Stored data below:
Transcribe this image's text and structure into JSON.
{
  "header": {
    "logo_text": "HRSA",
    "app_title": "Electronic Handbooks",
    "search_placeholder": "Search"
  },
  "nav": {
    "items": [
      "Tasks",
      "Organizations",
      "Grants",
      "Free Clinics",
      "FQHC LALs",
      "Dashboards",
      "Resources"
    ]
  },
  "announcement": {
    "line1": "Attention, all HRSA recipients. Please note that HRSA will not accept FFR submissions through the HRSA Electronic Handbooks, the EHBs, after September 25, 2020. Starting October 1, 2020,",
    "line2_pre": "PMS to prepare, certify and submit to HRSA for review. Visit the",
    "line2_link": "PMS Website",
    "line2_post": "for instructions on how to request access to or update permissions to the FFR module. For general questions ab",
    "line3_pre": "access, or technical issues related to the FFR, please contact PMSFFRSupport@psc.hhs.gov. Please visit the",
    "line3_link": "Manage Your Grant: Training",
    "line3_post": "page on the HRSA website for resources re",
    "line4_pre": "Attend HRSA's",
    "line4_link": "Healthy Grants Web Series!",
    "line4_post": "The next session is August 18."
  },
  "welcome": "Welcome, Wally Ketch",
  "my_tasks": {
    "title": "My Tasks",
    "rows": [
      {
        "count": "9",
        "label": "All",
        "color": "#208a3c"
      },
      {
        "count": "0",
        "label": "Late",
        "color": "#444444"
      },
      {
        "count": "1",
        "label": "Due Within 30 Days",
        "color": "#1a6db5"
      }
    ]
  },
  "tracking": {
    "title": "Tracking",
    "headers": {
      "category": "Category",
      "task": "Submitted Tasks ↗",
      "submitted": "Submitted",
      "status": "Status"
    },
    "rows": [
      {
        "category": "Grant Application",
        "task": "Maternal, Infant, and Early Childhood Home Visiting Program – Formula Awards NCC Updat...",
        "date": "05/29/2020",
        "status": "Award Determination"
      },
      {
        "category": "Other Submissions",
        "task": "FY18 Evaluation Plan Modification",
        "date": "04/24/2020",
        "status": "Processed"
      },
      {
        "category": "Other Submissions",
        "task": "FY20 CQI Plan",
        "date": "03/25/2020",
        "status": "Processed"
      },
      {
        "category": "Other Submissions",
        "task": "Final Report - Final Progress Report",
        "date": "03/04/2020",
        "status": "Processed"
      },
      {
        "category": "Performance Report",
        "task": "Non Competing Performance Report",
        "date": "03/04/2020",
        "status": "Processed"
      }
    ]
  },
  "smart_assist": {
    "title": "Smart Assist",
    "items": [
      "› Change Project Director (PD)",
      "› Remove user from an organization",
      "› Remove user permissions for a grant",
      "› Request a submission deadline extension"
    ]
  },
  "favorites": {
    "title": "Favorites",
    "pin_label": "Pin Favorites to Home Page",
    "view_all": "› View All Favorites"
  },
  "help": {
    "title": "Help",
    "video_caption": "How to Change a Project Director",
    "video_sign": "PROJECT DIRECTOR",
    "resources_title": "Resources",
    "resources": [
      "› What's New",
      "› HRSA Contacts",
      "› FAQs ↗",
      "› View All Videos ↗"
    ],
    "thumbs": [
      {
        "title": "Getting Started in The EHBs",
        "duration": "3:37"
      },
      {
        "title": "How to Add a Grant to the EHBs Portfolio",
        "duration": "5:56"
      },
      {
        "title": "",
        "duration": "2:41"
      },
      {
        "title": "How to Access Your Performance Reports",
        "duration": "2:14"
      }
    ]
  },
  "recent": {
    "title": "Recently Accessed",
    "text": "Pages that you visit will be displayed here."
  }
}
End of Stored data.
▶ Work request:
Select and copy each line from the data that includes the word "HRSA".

▶ Written reply:
    "logo_text": "HRSA",
    "line1": "Attention, all HRSA recipients. Please note that HRSA will not accept FFR submissions through the HRSA Electronic Handbooks, the EHBs, after September 25, 2020. Starting October 1, 2020,",
    "line2_pre": "PMS to prepare, certify and submit to HRSA for review. Visit the",
    "line3_post": "page on the HRSA website for resources re",
    "line4_pre": "Attend HRSA's",
      "› HRSA Contacts",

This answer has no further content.